The structure is the same as the one for the gazebo. This time it is bigger, and the shape is a square. We finally decided that it will be 4.5 x 4.5 meters, with the eaves reaching to 5 x 5 meters.
The posts are now 16 by 16 cm, instead of the 14 x 14 on the gazebo and are 8 – 2 meters apart of each other. The height of the posts is again 2 meters.
This is the ruff plan for the BBQ construction. I didn’t make detailed one this time, as we knew how we will construct it.
First we poured the concrete. We dug the hole – around 20 cm deep, we put the rebar and called the concrete company. Oooh, what a struggle this was. We gathered all the neighbors we could find and waited for the concrete truck to come. Then, the driver just poured all the concrete in the hole and left. We stared at the mountain of concrete and couldn’t believe it, but we had to move quick as we didn’t want mountain in our yard, we wanted a BBQ. So all of us started moving away the excess concrete and straighten it out. By the end of the day we manage to make it look good.
Big thank you to all the neighbors! Without them we couldn’t have done it.
The build started after the concrete cured but before that we put brackets for the posts.
This time I didn’t participate in the build as I was busy with the kitchen construction and painting the yard walls, so Danny did it all by himself, with occasional consulting with me and a big help with the posts, again, from our neighbors from “Rest at home & garden” page.
He started with adding a rod next to the brackets to serve as supporting backbone of the posts.
He then chiseled out the slots for the brackets on the posts.
Then, he drilled a hole in the lumber for the rod.
And the first post was erected. Soon after that the next were up too.
Next was the perpendicular logs to form the walls. They were too 16 by 16 cm, each – 5-meter long. This time, Danny decided to use mortise-and-tenon joints instead of metal brackets and screws. So, he first made the tenons on all braces.
Then lifted the horizontal log on top of the posts, measured where the mortises should go, put the log down and cut them out with the hand-router. Then, he dry-fitted, cut holes though the joint for wood dowels, for additional strength, and then assembled and glued everything.
He finished everything with long screws between the horizontal and vertical logs. All that made the whole structure extremely robust. He then repeated this for all other logs and the base frame was done.
Next was the roof. For the king post, he cut octagonal pieces of wood. He assembled them through 2 metal rods and glued them together mismatching the grain.
He screwed that onto a post and erected it on the needed height at the center of the frame.
Then were the rafters. After all rafters were up it looked beautiful.
While calculating the length of the rafters, and how much timber we will need, we found a website that was extremely helpful . You just select the type and add the dimensions of your building and it calculates your roof. We used it for the gazebo, too.
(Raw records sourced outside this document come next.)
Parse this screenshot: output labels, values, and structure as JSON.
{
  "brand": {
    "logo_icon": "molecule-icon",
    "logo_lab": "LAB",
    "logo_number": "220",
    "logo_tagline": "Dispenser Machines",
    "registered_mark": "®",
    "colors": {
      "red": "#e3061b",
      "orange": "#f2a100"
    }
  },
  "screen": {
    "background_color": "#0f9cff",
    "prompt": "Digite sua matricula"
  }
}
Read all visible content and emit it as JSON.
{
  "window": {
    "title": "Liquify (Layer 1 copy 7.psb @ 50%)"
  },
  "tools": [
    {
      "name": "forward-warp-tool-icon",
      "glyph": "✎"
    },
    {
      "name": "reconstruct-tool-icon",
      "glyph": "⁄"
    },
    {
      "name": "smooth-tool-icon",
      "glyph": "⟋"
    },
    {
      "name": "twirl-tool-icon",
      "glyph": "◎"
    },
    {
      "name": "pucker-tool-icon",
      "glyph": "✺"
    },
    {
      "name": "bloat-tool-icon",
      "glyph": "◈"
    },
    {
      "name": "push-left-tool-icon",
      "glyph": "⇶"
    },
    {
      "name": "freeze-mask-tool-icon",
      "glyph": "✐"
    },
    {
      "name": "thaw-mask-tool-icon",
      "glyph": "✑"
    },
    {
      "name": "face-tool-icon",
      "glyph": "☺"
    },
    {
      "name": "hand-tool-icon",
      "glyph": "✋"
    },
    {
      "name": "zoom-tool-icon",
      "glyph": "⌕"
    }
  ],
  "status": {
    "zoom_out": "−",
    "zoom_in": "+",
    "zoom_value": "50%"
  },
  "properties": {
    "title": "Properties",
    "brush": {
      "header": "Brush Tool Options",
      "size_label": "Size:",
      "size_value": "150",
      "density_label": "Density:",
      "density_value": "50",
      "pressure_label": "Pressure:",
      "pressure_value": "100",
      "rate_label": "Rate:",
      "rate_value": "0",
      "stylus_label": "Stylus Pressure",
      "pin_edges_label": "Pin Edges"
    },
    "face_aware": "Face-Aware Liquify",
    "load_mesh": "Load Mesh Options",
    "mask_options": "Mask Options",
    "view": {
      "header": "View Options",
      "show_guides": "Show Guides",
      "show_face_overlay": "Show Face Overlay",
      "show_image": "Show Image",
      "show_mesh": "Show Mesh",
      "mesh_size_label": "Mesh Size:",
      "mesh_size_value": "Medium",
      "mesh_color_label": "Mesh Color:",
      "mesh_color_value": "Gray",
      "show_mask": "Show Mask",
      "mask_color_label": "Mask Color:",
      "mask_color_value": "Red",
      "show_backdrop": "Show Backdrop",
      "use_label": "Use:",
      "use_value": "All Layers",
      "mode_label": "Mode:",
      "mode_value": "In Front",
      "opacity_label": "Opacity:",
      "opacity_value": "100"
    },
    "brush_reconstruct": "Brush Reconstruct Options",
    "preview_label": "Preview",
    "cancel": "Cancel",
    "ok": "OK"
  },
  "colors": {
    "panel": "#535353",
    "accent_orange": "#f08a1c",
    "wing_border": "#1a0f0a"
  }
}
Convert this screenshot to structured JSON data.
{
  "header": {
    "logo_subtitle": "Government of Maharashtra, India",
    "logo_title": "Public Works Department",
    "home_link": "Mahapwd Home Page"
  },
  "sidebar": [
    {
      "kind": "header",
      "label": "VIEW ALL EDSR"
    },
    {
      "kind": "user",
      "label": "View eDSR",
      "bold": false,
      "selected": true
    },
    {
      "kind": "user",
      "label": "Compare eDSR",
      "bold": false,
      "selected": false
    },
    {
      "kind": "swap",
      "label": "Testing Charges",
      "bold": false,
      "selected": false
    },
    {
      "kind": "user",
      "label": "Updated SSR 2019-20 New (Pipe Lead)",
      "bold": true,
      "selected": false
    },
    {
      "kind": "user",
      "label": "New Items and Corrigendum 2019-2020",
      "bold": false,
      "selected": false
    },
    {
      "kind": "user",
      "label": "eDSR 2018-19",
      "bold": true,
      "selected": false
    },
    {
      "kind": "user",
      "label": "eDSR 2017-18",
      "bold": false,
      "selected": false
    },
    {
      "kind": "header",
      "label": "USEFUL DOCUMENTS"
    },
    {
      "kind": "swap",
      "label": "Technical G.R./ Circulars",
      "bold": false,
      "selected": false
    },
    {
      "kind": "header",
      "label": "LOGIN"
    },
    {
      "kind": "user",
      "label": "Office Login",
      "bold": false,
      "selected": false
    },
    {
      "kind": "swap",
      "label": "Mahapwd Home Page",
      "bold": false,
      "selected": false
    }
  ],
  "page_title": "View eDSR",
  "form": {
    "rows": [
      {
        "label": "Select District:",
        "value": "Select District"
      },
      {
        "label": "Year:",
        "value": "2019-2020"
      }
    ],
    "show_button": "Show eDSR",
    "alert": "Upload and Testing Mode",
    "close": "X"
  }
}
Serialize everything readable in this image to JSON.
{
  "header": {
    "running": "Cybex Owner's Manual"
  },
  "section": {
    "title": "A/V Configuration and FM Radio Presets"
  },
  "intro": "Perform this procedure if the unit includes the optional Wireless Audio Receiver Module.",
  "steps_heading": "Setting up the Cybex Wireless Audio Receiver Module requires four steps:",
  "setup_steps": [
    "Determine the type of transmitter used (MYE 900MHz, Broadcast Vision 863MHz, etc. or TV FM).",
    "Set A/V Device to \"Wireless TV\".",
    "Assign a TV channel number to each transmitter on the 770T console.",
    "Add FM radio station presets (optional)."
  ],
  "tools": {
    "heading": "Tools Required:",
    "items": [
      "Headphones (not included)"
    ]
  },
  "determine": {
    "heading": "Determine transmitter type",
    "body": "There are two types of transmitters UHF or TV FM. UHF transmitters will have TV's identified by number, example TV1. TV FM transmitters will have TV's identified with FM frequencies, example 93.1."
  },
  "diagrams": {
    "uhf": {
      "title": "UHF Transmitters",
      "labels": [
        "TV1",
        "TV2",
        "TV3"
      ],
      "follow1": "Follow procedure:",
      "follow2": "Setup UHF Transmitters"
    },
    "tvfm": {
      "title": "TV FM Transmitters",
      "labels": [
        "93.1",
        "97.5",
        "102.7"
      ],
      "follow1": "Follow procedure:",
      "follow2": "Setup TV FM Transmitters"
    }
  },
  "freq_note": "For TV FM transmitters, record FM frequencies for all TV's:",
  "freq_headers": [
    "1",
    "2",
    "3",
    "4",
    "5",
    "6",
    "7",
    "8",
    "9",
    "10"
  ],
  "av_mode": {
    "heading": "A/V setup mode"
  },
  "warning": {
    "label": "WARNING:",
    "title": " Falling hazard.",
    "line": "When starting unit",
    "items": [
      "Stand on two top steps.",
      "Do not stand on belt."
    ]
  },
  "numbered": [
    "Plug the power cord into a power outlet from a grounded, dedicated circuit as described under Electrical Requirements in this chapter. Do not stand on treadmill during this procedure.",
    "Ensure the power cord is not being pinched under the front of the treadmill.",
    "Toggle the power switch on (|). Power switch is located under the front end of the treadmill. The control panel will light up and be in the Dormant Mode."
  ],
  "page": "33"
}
It is a very helpful website and it has imperial as well as metric calculators.
After that were the roof deck, the insulation, the ventilation strips and the roof tiles.
And that was it. Before the winter came, Danny made additional support for the roof, and wired some lights along the yard wall and it was time for the Christmas lights…
Next for this is sealing it with varnish, making a bar inside and assembling the BBQ and we will be ready for plenty of nice summer dinners outside.